== TASK INSTRUCTIONS ==
Go through the records below and restate each one word for word.

== SOURCE DATA ==
┄┄┄┄┄┄┄┄┄┄
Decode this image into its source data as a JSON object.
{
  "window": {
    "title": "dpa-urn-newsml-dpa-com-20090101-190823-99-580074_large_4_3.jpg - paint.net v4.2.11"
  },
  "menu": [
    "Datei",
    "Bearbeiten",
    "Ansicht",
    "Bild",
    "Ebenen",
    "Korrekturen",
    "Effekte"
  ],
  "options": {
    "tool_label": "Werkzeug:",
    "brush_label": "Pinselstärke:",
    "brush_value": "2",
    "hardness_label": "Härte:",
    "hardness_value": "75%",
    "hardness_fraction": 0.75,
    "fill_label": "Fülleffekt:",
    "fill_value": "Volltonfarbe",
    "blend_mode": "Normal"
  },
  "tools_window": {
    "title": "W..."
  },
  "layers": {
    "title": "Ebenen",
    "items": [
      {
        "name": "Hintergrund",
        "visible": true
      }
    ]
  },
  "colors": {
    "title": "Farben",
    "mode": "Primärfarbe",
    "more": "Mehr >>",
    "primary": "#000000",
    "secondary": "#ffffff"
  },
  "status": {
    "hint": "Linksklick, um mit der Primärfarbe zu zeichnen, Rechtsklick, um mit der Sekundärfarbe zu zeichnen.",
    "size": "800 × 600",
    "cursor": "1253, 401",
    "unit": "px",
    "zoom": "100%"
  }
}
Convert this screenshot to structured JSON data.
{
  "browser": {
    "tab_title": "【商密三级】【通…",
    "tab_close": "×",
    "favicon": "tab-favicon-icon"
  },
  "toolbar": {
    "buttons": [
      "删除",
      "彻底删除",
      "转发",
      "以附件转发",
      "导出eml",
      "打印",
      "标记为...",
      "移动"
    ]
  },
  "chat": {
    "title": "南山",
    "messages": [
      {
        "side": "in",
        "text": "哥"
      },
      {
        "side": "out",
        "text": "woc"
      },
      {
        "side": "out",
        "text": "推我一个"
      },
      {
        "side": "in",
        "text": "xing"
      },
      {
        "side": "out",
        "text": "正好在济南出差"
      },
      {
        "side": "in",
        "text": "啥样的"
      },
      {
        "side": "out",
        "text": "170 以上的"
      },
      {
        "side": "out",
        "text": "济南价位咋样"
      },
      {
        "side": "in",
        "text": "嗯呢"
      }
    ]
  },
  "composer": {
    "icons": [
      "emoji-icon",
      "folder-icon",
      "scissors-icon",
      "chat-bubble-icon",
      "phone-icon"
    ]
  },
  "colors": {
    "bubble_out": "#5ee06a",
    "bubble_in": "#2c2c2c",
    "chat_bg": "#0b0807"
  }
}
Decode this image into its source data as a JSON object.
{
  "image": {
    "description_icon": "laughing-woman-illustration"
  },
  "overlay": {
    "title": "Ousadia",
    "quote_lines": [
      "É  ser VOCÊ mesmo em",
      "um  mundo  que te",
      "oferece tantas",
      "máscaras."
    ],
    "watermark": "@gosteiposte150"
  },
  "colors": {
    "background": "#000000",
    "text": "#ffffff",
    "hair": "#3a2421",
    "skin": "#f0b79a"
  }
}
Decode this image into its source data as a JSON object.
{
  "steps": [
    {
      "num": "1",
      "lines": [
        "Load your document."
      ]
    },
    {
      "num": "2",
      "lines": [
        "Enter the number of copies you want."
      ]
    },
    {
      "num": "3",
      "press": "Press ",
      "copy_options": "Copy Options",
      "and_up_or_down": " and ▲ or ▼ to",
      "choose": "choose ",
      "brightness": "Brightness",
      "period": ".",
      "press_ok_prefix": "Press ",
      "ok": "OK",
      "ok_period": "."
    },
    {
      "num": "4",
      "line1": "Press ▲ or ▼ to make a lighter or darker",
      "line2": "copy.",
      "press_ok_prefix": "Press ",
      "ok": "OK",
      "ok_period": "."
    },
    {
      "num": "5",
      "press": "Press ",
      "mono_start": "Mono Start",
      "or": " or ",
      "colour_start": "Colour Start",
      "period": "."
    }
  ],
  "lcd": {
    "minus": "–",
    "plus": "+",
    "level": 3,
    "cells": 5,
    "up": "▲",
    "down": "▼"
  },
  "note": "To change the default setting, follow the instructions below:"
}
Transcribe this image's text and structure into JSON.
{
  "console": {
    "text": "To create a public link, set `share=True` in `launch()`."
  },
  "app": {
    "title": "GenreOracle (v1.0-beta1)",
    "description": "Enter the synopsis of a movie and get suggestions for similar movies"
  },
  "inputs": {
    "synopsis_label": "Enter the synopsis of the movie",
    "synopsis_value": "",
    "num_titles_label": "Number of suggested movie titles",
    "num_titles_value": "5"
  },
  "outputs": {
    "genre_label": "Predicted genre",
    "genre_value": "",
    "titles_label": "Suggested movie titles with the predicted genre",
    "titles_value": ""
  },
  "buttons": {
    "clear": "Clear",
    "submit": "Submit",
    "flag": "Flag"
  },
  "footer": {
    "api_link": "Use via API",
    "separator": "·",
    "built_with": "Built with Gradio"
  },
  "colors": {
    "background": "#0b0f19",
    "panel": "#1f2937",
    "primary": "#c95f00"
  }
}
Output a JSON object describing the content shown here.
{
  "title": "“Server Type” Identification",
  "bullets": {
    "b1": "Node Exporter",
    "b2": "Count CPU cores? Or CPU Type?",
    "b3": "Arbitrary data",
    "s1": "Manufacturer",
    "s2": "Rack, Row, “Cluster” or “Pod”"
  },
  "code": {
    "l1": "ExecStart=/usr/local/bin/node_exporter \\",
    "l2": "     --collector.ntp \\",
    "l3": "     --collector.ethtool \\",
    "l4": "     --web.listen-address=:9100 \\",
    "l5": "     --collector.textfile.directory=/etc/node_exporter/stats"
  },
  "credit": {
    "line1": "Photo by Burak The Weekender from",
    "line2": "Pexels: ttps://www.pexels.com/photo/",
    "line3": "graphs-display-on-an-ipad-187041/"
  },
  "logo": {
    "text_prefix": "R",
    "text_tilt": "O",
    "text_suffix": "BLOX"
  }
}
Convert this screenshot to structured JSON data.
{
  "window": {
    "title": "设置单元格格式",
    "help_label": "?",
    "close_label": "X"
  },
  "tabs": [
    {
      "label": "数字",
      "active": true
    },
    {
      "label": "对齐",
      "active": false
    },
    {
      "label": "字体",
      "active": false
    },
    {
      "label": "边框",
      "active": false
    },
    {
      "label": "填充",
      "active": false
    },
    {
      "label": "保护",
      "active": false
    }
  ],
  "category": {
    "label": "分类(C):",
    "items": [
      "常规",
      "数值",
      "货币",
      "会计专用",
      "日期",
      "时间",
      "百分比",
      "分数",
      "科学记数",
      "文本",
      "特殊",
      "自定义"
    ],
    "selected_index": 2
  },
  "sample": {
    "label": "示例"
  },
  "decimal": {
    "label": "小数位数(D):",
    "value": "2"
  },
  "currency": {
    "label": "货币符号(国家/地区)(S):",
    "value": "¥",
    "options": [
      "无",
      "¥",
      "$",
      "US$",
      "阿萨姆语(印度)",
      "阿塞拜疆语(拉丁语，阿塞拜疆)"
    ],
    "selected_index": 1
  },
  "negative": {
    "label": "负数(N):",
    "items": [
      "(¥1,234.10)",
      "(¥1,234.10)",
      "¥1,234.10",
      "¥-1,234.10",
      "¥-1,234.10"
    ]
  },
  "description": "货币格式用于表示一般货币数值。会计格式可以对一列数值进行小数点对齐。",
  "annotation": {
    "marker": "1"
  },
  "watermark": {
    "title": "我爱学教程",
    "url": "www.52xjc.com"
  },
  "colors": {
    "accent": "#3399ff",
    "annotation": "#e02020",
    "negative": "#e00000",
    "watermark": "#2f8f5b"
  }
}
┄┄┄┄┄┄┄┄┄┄
== EXERCISE RESULT ==
Decode this image into its source data as a JSON object.
{
  "window": {
    "title": "dpa-urn-newsml-dpa-com-20090101-190823-99-580074_large_4_3.jpg - paint.net v4.2.11"
  },
  "menu": [
    "Datei",
    "Bearbeiten",
    "Ansicht",
    "Bild",
    "Ebenen",
    "Korrekturen",
    "Effekte"
  ],
  "options": {
    "tool_label": "Werkzeug:",
    "brush_label": "Pinselstärke:",
    "brush_value": "2",
    "hardness_label": "Härte:",
    "hardness_value": "75%",
    "hardness_fraction": 0.75,
    "fill_label": "Fülleffekt:",
    "fill_value": "Volltonfarbe",
    "blend_mode": "Normal"
  },
  "tools_window": {
    "title": "W..."
  },
  "layers": {
    "title": "Ebenen",
    "items": [
      {
        "name": "Hintergrund",
        "visible": true
      }
    ]
  },
  "colors": {
    "title": "Farben",
    "mode": "Primärfarbe",
    "more": "Mehr >>",
    "primary": "#000000",
    "secondary": "#ffffff"
  },
  "status": {
    "hint": "Linksklick, um mit der Primärfarbe zu zeichnen, Rechtsklick, um mit der Sekundärfarbe zu zeichnen.",
    "size": "800 × 600",
    "cursor": "1253, 401",
    "unit": "px",
    "zoom": "100%"
  }
}
Convert this screenshot to structured JSON data.
{
  "browser": {
    "tab_title": "【商密三级】【通…",
    "tab_close": "×",
    "favicon": "tab-favicon-icon"
  },
  "toolbar": {
    "buttons": [
      "删除",
      "彻底删除",
      "转发",
      "以附件转发",
      "导出eml",
      "打印",
      "标记为...",
      "移动"
    ]
  },
  "chat": {
    "title": "南山",
    "messages": [
      {
        "side": "in",
        "text": "哥"
      },
      {
        "side": "out",
        "text": "woc"
      },
      {
        "side": "out",
        "text": "推我一个"
      },
      {
        "side": "in",
        "text": "xing"
      },
      {
        "side": "out",
        "text": "正好在济南出差"
      },
      {
        "side": "in",
        "text": "啥样的"
      },
      {
        "side": "out",
        "text": "170 以上的"
      },
      {
        "side": "out",
        "text": "济南价位咋样"
      },
      {
        "side": "in",
        "text": "嗯呢"
      }
    ]
  },
  "composer": {
    "icons": [
      "emoji-icon",
      "folder-icon",
      "scissors-icon",
      "chat-bubble-icon",
      "phone-icon"
    ]
  },
  "colors": {
    "bubble_out": "#5ee06a",
    "bubble_in": "#2c2c2c",
    "chat_bg": "#0b0807"
  }
}
Decode this image into its source data as a JSON object.
{
  "image": {
    "description_icon": "laughing-woman-illustration"
  },
  "overlay": {
    "title": "Ousadia",
    "quote_lines": [
      "É  ser VOCÊ mesmo em",
      "um  mundo  que te",
      "oferece tantas",
      "máscaras."
    ],
    "watermark": "@gosteiposte150"
  },
  "colors": {
    "background": "#000000",
    "text": "#ffffff",
    "hair": "#3a2421",
    "skin": "#f0b79a"
  }
}
Decode this image into its source data as a JSON object.
{
  "steps": [
    {
      "num": "1",
      "lines": [
        "Load your document."
      ]
    },
    {
      "num": "2",
      "lines": [
        "Enter the number of copies you want."
      ]
    },
    {
      "num": "3",
      "press": "Press ",
      "copy_options": "Copy Options",
      "and_up_or_down": " and ▲ or ▼ to",
      "choose": "choose ",
      "brightness": "Brightness",
      "period": ".",
      "press_ok_prefix": "Press ",
      "ok": "OK",
      "ok_period": "."
    },
    {
      "num": "4",
      "line1": "Press ▲ or ▼ to make a lighter or darker",
      "line2": "copy.",
      "press_ok_prefix": "Press ",
      "ok": "OK",
      "ok_period": "."
    },
    {
      "num": "5",
      "press": "Press ",
      "mono_start": "Mono Start",
      "or": " or ",
      "colour_start": "Colour Start",
      "period": "."
    }
  ],
  "lcd": {
    "minus": "–",
    "plus": "+",
    "level": 3,
    "cells": 5,
    "up": "▲",
    "down": "▼"
  },
  "note": "To change the default setting, follow the instructions below:"
}
Transcribe this image's text and structure into JSON.
{
  "console": {
    "text": "To create a public link, set `share=True` in `launch()`."
  },
  "app": {
    "title": "GenreOracle (v1.0-beta1)",
    "description": "Enter the synopsis of a movie and get suggestions for similar movies"
  },
  "inputs": {
    "synopsis_label": "Enter the synopsis of the movie",
    "synopsis_value": "",
    "num_titles_label": "Number of suggested movie titles",
    "num_titles_value": "5"
  },
  "outputs": {
    "genre_label": "Predicted genre",
    "genre_value": "",
    "titles_label": "Suggested movie titles with the predicted genre",
    "titles_value": ""
  },
  "buttons": {
    "clear": "Clear",
    "submit": "Submit",
    "flag": "Flag"
  },
  "footer": {
    "api_link": "Use via API",
    "separator": "·",
    "built_with": "Built with Gradio"
  },
  "colors": {
    "background": "#0b0f19",
    "panel": "#1f2937",
    "primary": "#c95f00"
  }
}
Output a JSON object describing the content shown here.
{
  "title": "“Server Type” Identification",
  "bullets": {
    "b1": "Node Exporter",
    "b2": "Count CPU cores? Or CPU Type?",
    "b3": "Arbitrary data",
    "s1": "Manufacturer",
    "s2": "Rack, Row, “Cluster” or “Pod”"
  },
  "code": {
    "l1": "ExecStart=/usr/local/bin/node_exporter \\",
    "l2": "     --collector.ntp \\",
    "l3": "     --collector.ethtool \\",
    "l4": "     --web.listen-address=:9100 \\",
    "l5": "     --collector.textfile.directory=/etc/node_exporter/stats"
  },
  "credit": {
    "line1": "Photo by Burak The Weekender from",
    "line2": "Pexels: ttps://www.pexels.com/photo/",
    "line3": "graphs-display-on-an-ipad-187041/"
  },
  "logo": {
    "text_prefix": "R",
    "text_tilt": "O",
    "text_suffix": "BLOX"
  }
}
Convert this screenshot to structured JSON data.
{
  "window": {
    "title": "设置单元格格式",
    "help_label": "?",
    "close_label": "X"
  },
  "tabs": [
    {
      "label": "数字",
      "active": true
    },
    {
      "label": "对齐",
      "active": false
    },
    {
      "label": "字体",
      "active": false
    },
    {
      "label": "边框",
      "active": false
    },
    {
      "label": "填充",
      "active": false
    },
    {
      "label": "保护",
      "active": false
    }
  ],
  "category": {
    "label": "分类(C):",
    "items": [
      "常规",
      "数值",
      "货币",
      "会计专用",
      "日期",
      "时间",
      "百分比",
      "分数",
      "科学记数",
      "文本",
      "特殊",
      "自定义"
    ],
    "selected_index": 2
  },
  "sample": {
    "label": "示例"
  },
  "decimal": {
    "label": "小数位数(D):",
    "value": "2"
  },
  "currency": {
    "label": "货币符号(国家/地区)(S):",
    "value": "¥",
    "options": [
      "无",
      "¥",
      "$",
      "US$",
      "阿萨姆语(印度)",
      "阿塞拜疆语(拉丁语，阿塞拜疆)"
    ],
    "selected_index": 1
  },
  "negative": {
    "label": "负数(N):",
    "items": [
      "(¥1,234.10)",
      "(¥1,234.10)",
      "¥1,234.10",
      "¥-1,234.10",
      "¥-1,234.10"
    ]
  },
  "description": "货币格式用于表示一般货币数值。会计格式可以对一列数值进行小数点对齐。",
  "annotation": {
    "marker": "1"
  },
  "watermark": {
    "title": "我爱学教程",
    "url": "www.52xjc.com"
  },
  "colors": {
    "accent": "#3399ff",
    "annotation": "#e02020",
    "negative": "#e00000",
    "watermark": "#2f8f5b"
  }
}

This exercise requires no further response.